Last month the long-hyped lifestyle/e-commerce site of Blake Lively went live. Preserve is both a catalogue of handmade, artisan-esqe products, recipes and ideas, as well as a place to hold on to a world fast disappearing.

As Blake says herself, ‘While the whole world races to keep up with technology, we tighten our laces, join the race, but our end goal is to preserve what’s already there.’ Not such a bad mission-statement, reflecting a yearning that many of us will emphasise with no matter how excited we are for the next iPhone.The name of the site may remind many of us of a village-fete jam and the subconscious connotation is perhaps not so off-kilter, as the site is a celebration of the home-made, natural and quaint.

Any whiff of the humble and pastoral however, is offset by the prices of the products on offer: $18 for an 8oz candle and $7 for a small tub of ketchup for example. The high prices are perhaps justified when you are informed that a percentage of each transaction will be donated to ‘Greater Good’, Blake’s philanthropic cause, working towards the Preserve team’s aim to provide 5,000 meals, 2,000 blankets and 2,700 hoodies to children across the United States.

Blake’s mission statement
Blake’s editor’s letter – written in a font usually saved for Year 6 science projects – attempts to outline the purpose and values of Preserve. In a refreshing display of humility, Blake writes at the start: ‘I’m no editor, no artisan, no expert. And certainly no arbiter of what you should buy, wear, or eat.’ She writes that she is a student, not a teacher, and has set up the site to celebrate life, the United States, and the virtues of a curious mind. Blake tells us that ‘people with wisdom have stories to tell’. She follows this up with another nugget of knowledge, ‘Everyone has a story to tell’ – which seems to imply less that we are all wise, but that all the wise, are people.

Looking at ourselves
Of course, it is easy to sneer and scorn when celebrities create lifestyle sites. Gwyneth Paltrow’s, the ‘most trusted girlfriend on the web’, has received similar derision from media commentators, and Reese Witherspoon’s rumoured upcoming addition to the flock will likely suffer a similar fate. This is unfair, as the people who throw such criticism on these sites are not a separate segment of society to those who flick through style magazines lapping up what these celebrities are wearing, eating and doing.

Whether we admit it or not, many of us do revere these people and use their fashion and lifestyle as a guide for our own. Though we may no longer be pre-teens draping our walls in star posters such as these from Posterlounge, our susceptibility to seduction does not fade away with age. (Check out one artist’s impression of the worship of celebrities.) The problem comes when these celebrities adopt this role openly, by creating sites such as Preserve and, which are marketed to help us mimic the way they live.

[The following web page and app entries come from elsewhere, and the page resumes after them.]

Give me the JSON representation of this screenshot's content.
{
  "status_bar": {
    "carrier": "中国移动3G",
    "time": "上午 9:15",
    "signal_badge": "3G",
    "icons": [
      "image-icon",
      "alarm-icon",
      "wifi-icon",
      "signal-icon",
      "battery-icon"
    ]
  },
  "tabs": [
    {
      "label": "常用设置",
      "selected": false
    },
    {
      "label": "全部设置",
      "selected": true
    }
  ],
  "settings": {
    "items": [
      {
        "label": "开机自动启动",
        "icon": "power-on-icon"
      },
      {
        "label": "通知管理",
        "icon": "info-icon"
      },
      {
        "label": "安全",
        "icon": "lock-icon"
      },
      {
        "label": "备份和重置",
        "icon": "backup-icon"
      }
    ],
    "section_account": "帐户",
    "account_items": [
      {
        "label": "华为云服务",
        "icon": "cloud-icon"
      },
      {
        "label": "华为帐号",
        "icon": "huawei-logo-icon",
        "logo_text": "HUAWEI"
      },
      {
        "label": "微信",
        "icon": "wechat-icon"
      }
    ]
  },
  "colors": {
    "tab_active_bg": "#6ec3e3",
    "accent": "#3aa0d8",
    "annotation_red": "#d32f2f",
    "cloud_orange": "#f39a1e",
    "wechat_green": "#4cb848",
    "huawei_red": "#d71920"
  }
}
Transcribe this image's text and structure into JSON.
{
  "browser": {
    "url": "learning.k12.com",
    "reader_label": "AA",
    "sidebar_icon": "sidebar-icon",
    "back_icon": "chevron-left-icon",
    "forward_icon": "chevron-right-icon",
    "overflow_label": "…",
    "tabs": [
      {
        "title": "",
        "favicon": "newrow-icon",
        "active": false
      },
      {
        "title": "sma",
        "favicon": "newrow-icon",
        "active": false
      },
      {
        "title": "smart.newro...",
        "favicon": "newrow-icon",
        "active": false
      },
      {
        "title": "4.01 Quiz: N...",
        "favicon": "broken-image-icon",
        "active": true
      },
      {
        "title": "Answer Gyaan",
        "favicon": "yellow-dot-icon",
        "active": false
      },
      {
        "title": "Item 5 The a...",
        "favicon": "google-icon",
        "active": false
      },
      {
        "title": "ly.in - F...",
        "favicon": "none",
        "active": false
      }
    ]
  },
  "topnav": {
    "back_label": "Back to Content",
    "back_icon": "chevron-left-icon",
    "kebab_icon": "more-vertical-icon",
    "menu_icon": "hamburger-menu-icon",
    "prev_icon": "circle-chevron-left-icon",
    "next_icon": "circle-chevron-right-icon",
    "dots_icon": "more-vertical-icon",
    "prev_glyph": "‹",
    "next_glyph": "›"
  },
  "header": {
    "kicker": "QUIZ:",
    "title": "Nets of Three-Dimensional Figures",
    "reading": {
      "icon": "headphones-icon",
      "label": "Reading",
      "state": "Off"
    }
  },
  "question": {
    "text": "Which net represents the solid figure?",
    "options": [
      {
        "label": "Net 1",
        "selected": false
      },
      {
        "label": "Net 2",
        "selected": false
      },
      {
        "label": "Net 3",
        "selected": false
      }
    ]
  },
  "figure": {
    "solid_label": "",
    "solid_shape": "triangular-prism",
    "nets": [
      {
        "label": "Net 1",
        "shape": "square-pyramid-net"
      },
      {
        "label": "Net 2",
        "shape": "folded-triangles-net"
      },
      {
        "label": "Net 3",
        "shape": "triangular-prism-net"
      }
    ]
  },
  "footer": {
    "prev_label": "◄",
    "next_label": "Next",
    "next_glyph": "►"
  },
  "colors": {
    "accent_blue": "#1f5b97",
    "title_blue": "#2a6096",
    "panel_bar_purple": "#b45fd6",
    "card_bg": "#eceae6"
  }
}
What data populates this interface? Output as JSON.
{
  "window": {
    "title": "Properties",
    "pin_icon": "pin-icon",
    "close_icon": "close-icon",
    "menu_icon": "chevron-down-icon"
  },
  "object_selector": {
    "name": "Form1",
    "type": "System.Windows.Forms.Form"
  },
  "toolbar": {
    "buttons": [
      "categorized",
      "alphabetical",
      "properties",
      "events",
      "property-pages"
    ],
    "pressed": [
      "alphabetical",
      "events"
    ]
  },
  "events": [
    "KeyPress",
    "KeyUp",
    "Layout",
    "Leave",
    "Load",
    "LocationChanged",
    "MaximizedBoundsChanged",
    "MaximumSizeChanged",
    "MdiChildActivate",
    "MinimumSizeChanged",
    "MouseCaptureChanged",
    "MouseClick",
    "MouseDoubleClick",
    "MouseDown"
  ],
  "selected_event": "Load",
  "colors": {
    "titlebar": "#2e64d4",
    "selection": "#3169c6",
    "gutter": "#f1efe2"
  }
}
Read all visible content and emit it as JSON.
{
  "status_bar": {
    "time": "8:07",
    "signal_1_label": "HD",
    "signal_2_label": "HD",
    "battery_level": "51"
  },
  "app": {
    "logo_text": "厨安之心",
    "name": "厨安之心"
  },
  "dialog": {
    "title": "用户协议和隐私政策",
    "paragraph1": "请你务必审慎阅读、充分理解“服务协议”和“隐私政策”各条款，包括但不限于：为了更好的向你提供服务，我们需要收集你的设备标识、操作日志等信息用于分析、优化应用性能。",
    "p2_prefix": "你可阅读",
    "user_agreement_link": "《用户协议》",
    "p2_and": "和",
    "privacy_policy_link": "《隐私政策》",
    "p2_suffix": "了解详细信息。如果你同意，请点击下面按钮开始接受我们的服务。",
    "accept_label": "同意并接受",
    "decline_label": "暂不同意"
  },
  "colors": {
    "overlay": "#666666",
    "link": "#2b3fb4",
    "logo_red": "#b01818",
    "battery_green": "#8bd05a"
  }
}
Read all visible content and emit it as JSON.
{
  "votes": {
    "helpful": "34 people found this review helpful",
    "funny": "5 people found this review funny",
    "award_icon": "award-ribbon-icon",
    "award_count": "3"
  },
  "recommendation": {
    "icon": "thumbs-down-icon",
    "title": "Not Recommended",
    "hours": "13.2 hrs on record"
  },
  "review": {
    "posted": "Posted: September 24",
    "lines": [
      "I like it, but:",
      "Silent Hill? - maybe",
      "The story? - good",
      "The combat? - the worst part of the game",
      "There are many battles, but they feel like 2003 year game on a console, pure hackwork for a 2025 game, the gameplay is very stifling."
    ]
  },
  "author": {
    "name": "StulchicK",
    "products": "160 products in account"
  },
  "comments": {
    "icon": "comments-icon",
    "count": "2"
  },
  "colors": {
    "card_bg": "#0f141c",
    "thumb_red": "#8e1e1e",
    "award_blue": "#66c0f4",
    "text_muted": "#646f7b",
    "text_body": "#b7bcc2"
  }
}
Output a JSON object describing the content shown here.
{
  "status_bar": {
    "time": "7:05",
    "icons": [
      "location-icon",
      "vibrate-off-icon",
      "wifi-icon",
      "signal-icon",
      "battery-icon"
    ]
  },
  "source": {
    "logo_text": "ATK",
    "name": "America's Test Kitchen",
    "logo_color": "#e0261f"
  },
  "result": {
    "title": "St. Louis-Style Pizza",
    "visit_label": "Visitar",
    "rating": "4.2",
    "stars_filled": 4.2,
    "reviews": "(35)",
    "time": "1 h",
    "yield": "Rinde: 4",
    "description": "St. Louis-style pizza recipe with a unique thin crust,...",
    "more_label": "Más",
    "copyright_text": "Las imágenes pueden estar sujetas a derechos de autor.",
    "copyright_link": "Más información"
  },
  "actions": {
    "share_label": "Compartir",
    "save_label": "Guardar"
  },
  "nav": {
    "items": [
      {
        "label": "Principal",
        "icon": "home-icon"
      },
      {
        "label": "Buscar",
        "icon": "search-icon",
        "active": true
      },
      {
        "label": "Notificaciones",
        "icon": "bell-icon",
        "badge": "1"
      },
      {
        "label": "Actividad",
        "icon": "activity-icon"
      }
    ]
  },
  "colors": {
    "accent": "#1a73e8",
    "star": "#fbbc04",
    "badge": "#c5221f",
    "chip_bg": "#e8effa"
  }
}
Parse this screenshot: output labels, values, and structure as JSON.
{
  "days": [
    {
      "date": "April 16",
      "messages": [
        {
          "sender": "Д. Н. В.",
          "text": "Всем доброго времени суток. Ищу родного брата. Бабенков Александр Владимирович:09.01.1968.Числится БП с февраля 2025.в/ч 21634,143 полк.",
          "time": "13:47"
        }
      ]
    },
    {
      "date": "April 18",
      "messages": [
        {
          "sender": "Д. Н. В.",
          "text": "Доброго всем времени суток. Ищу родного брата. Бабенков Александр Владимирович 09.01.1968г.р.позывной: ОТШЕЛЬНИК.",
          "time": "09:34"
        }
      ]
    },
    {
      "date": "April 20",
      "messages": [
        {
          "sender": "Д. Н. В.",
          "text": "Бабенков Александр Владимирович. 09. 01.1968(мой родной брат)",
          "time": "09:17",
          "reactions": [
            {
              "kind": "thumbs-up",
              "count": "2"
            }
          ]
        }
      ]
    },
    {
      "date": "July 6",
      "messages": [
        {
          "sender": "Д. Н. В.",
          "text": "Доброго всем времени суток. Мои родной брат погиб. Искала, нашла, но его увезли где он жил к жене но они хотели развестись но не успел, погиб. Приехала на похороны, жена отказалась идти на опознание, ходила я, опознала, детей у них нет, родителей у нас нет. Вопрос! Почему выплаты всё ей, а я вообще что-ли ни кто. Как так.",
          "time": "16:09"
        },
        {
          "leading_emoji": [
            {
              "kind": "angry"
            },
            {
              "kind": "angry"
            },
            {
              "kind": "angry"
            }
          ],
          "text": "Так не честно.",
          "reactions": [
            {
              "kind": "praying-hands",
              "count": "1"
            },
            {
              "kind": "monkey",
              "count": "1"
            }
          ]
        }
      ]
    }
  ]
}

On these sites we are confronted with the naked truth of our own adulation. Our envy of their lives comes from a lack of self-esteem; a self-loathing that is flipped over to target those idols we hate to love.

Dispiriting, perhaps. Not to worry. Why not cheer yourself up with a pot of Blake’s Vegan Hot Fudge and a Bistro Apron to go with it. Altogether only $110.50.